Back in The Big Bang, River Song warned Amy and Rory that “the Doctor lies”. Here he explains to Clara the importance of lying to maintain morale and encourage people to run faster. But it’s been a developing theme this season that Clara is lying more and more to those close to her – and maybe even to herself.
She has lied to the Doctor on a number of occasions, denying she recognised Orson Pink in Listen, hiding her relationship with Danny and then last week pretending that Danny was okay about her continuing to travel aboard the TARDIS. She concealed her adventures with the Doctor from Danny, most notably in The Caretaker, and lies to him again here. And she also lies to Rigsy and the work crew to keep their spirits up.
This may ultimately come to nothing. But, as the Doctor himself might say, it’s definitely a thing.
Is the Doctor on to Missy?
You were an exceptional Doctor, Clara. Goodness had nothing to do with it.
This was an odd line of dialogue, no? What exactly does the Doctor mean by it? Is he already vaguely suspicious of Missy’s still undefined threat?
He has already reminded Clara about the woman in the shop who first gave her the TARDIS’s phone number in The Bells of Saint John. Missy’s brief appearance at the end reveals that she believes she has chosen well in Clara. But for what purpose, and why Clara? She appears to be playing a very long game indeed.
Another Mathieson masterpiece
If Mummy on the Orient Express was an impressive debut by writer Jamie Mathieson, then Flatline maintains his high standards.
The idea of the two-dimensional Boneless, against whom walls and doors offer no protection, is chilling enough. But the image of the graffiti people in the subway tunnel coming to life, turning round and emerging in three dimensions from the wall is superbly realised – my favourite moment in an episode full of tension yet still replete with humour, not least a series of sight gags involving the Doctor and his tiny TARDIS.
In both episodes, Mathieson has proven adept at mixing horror with humour, and his little character moments between the Doctor and Clara have been some of my favourite segments of dialogue this year, cementing the strength of this particular Doctor/companion relationship.
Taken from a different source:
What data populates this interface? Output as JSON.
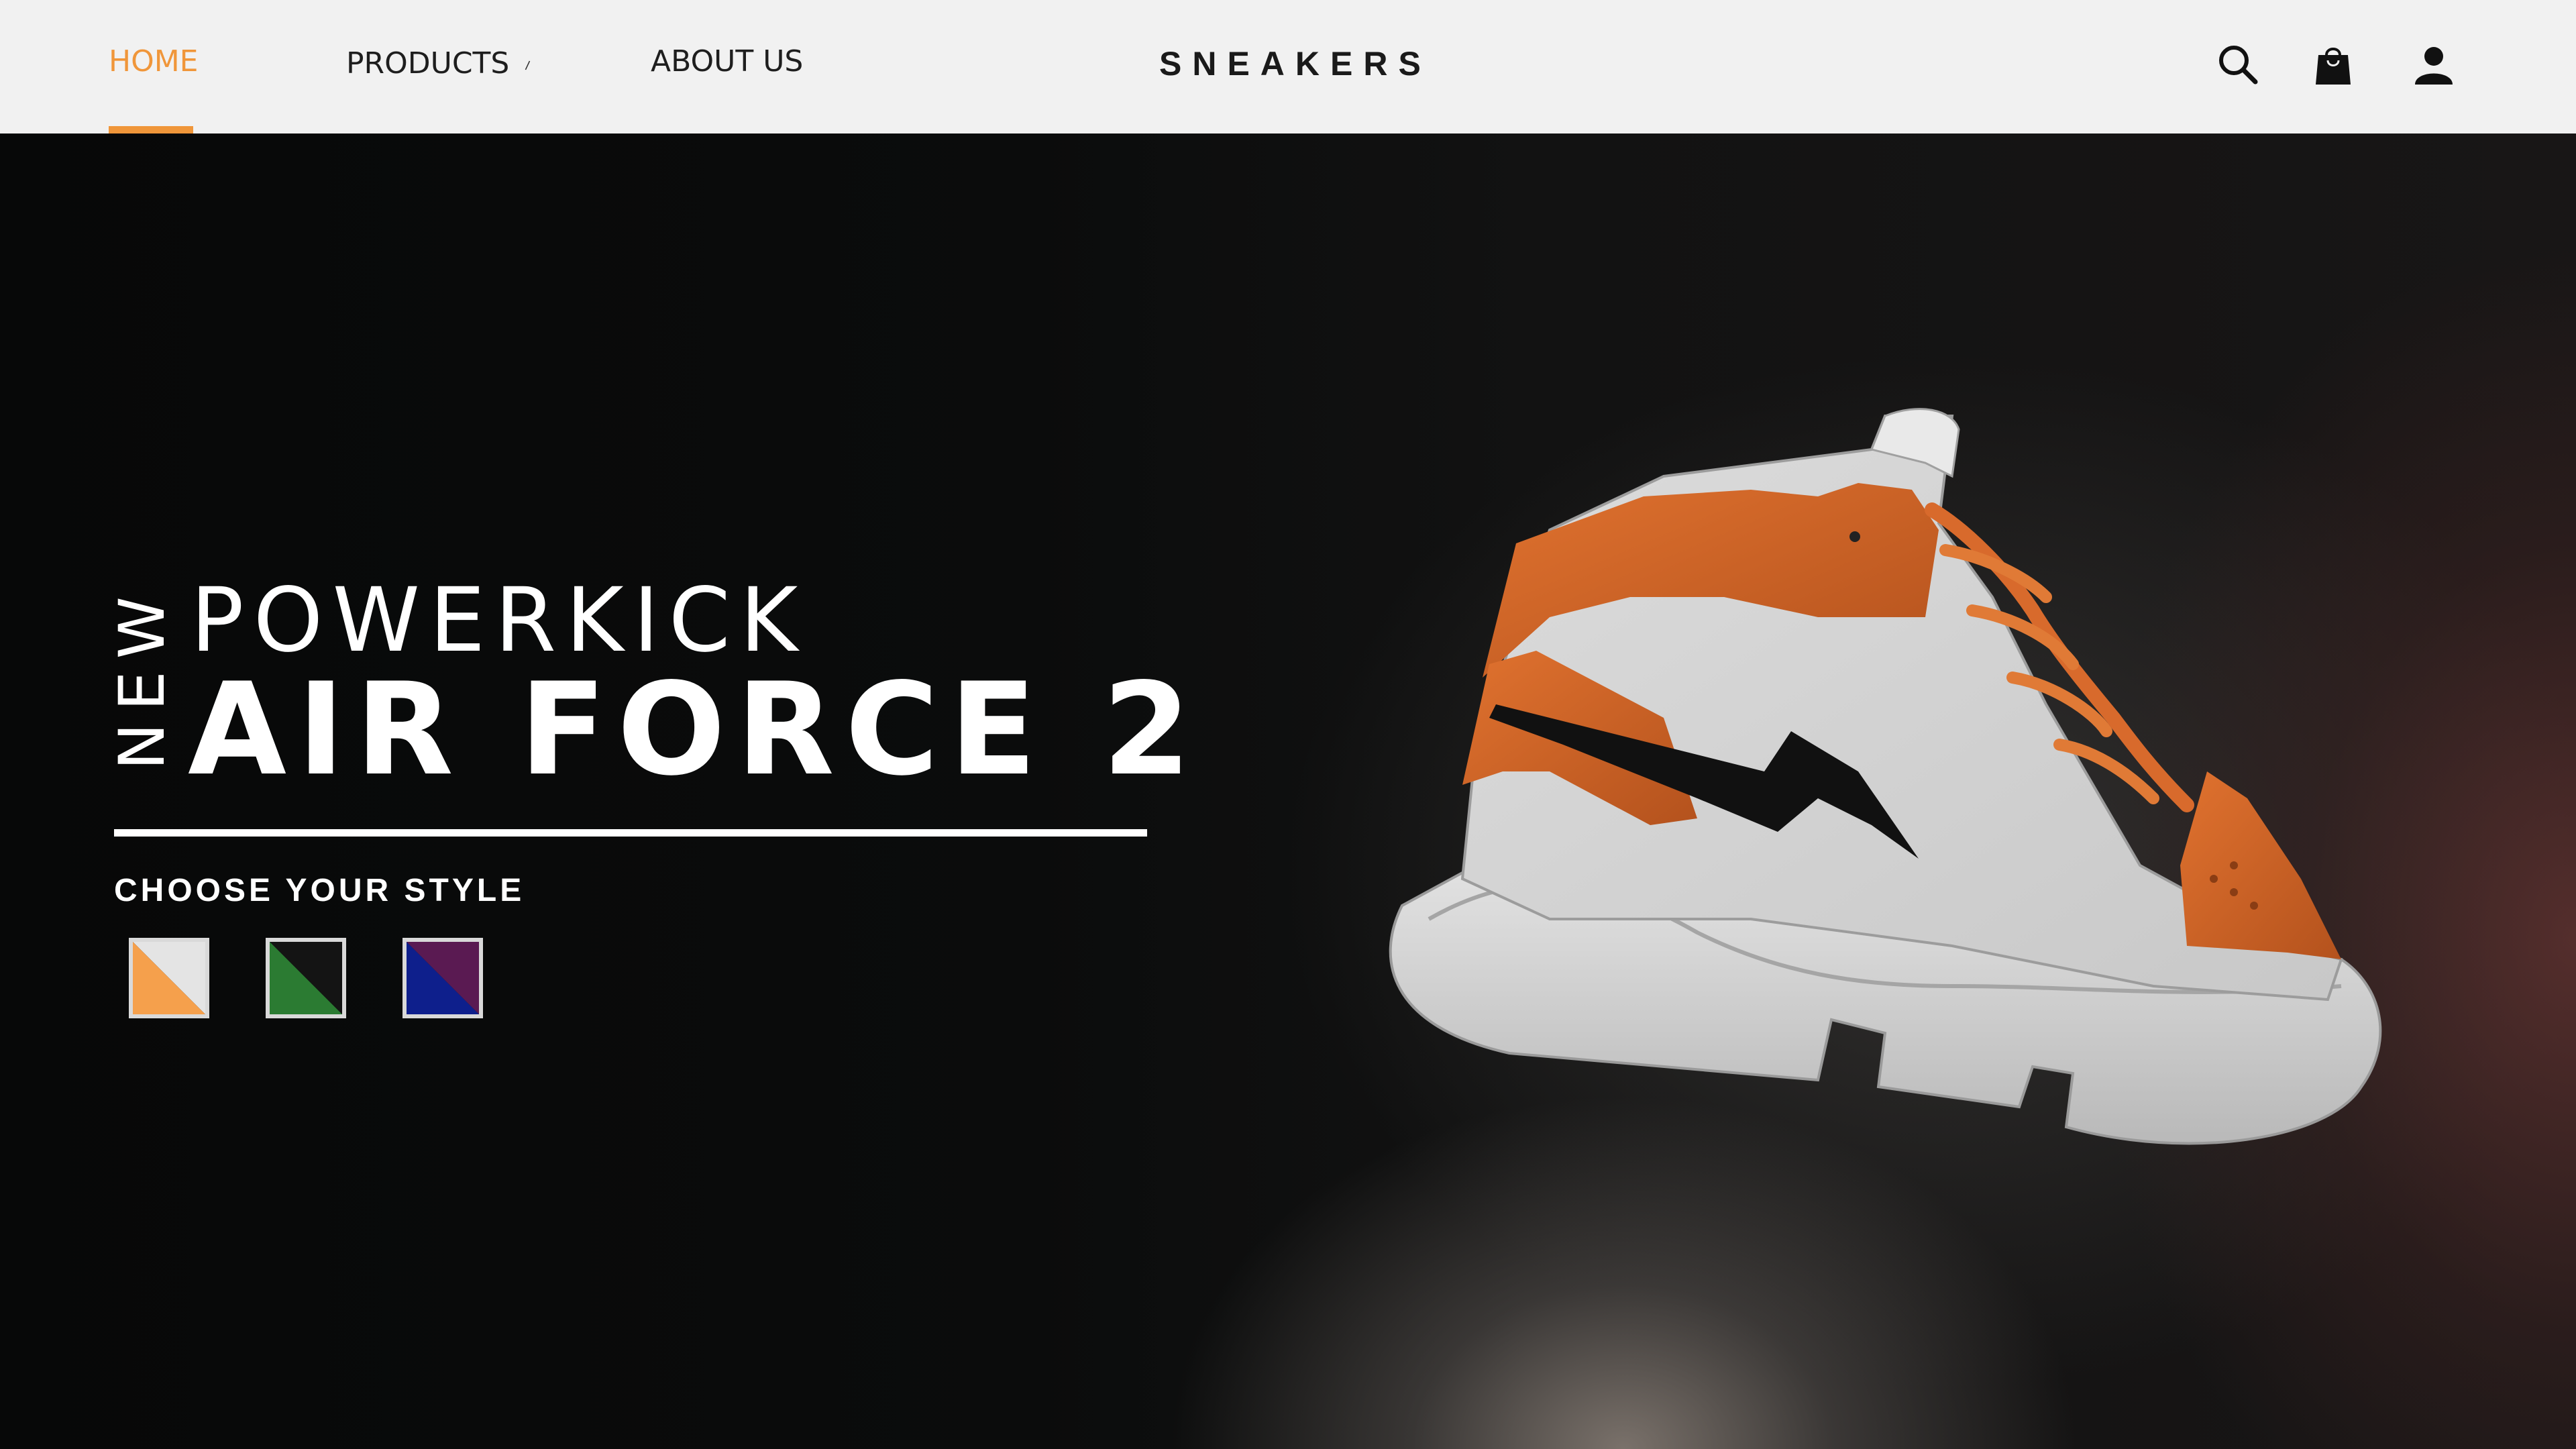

Hopefully we’ll see more from him next season.
Fun stuff, references & quotables
- “‘These readings are very ish-y.”
- “Could you not just let me enjoy this moment of not knowing something? I mean, it happens so rarely.”
- “You really throw your companions in at the deep end, don’t you?”
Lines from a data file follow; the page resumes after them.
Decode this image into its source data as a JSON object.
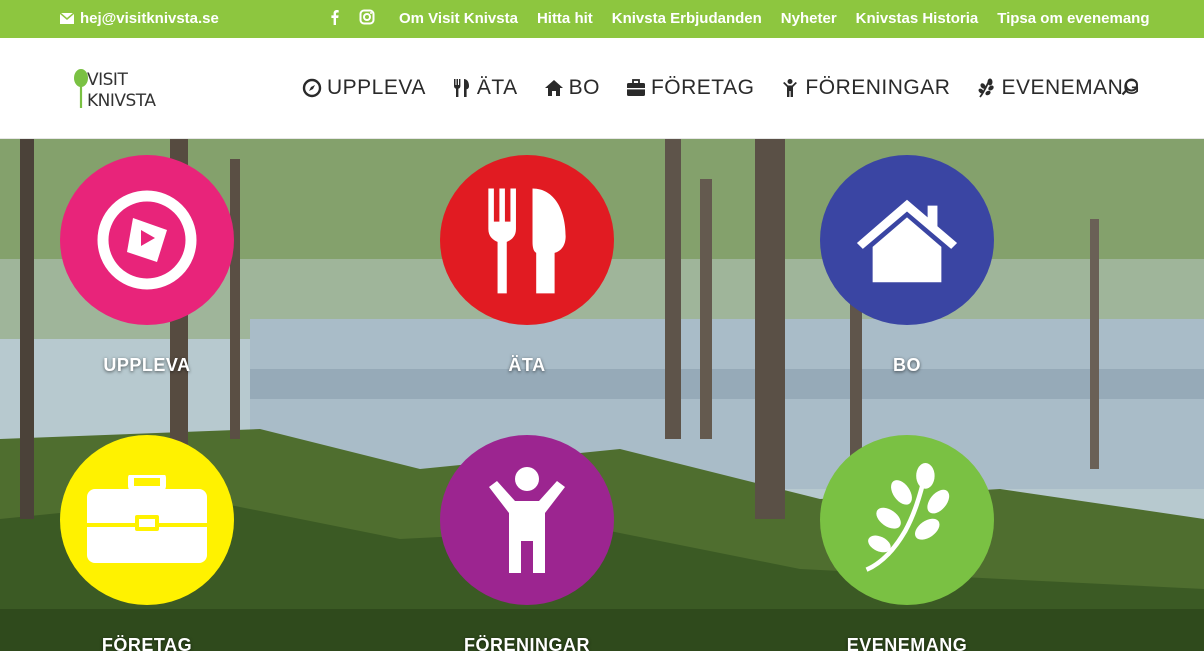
{
  "topbar": {
    "email": "hej@visitknivsta.se",
    "links": [
      "Om Visit Knivsta",
      "Hitta hit",
      "Knivsta Erbjudanden",
      "Nyheter",
      "Knivstas Historia",
      "Tipsa om evenemang"
    ],
    "bg_color": "#8dc63f"
  },
  "header": {
    "logo_text": "VISIT KNIVSTA",
    "nav": [
      {
        "label": "UPPLEVA",
        "icon": "compass-icon"
      },
      {
        "label": "ÄTA",
        "icon": "cutlery-icon"
      },
      {
        "label": "BO",
        "icon": "home-icon"
      },
      {
        "label": "FÖRETAG",
        "icon": "briefcase-icon"
      },
      {
        "label": "FÖRENINGAR",
        "icon": "person-icon"
      },
      {
        "label": "EVENEMANG",
        "icon": "leaf-icon"
      }
    ]
  },
  "tiles": [
    {
      "label": "UPPLEVA",
      "color": "#e8247a",
      "icon": "play-icon"
    },
    {
      "label": "ÄTA",
      "color": "#e11b22",
      "icon": "cutlery-icon"
    },
    {
      "label": "BO",
      "color": "#3a45a3",
      "icon": "home-icon"
    },
    {
      "label": "FÖRETAG",
      "color": "#fff200",
      "icon": "briefcase-icon"
    },
    {
      "label": "FÖRENINGAR",
      "color": "#9c2590",
      "icon": "person-icon"
    },
    {
      "label": "EVENEMANG",
      "color": "#7ac143",
      "icon": "leaf-icon"
    }
  ]
}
- The Doctor mentions one race made of sentient gas and another with 64 stomachs, who communicate by throwing fireballs and disembowelling respectively. Nice.
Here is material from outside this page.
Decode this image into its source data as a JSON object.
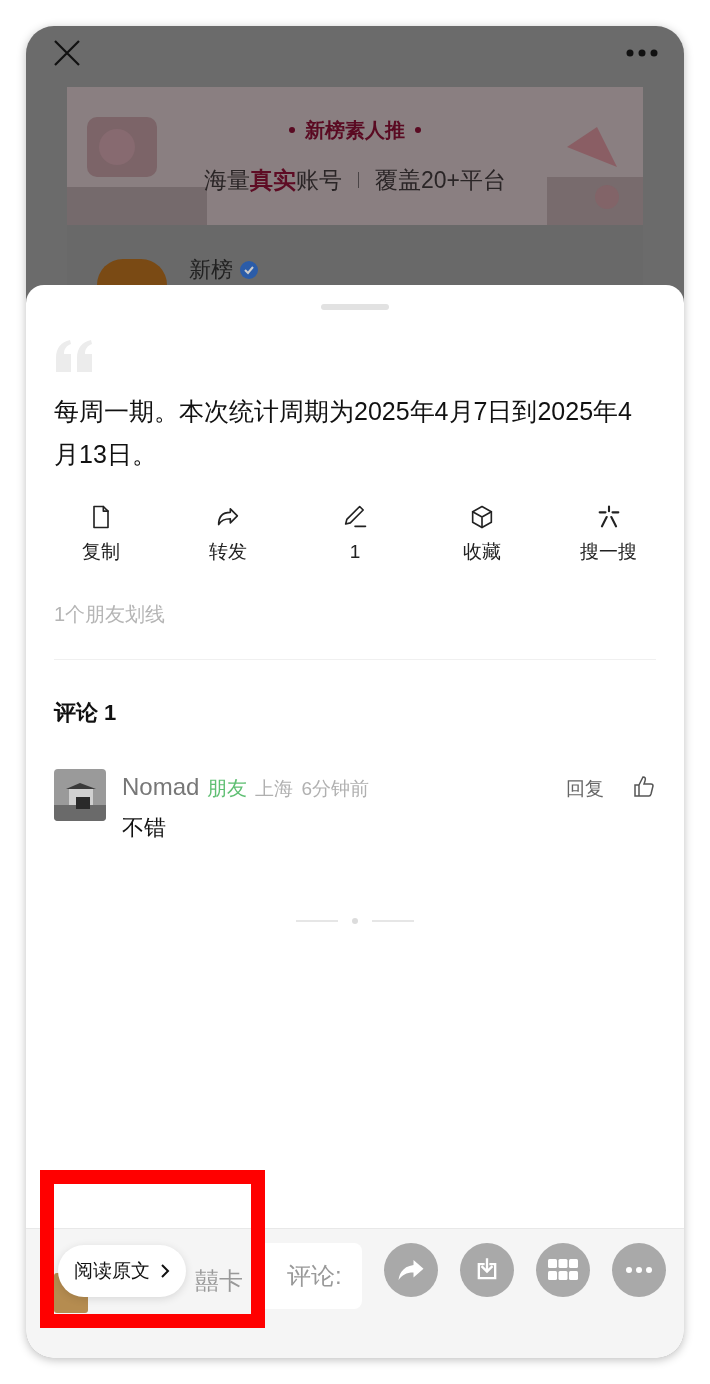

- The Doctor calls his deflattening device the ‘2Dis’ (Twodis). Heh.
- Clara suggests that the Doctor moves the TARDIS off the railway line like in The Addams Family. In the 1960s TV series, Thing was a disembodied hand which moved by scuttling along using its fingers exactly as the Doctor does here.
- “I tried to talk to you. I want you to remember that. I tried to reach out, to understand you.”
- “You are monsters. That is the role you seem determined to play. So it seems I must play mine: the man that stops the monsters.”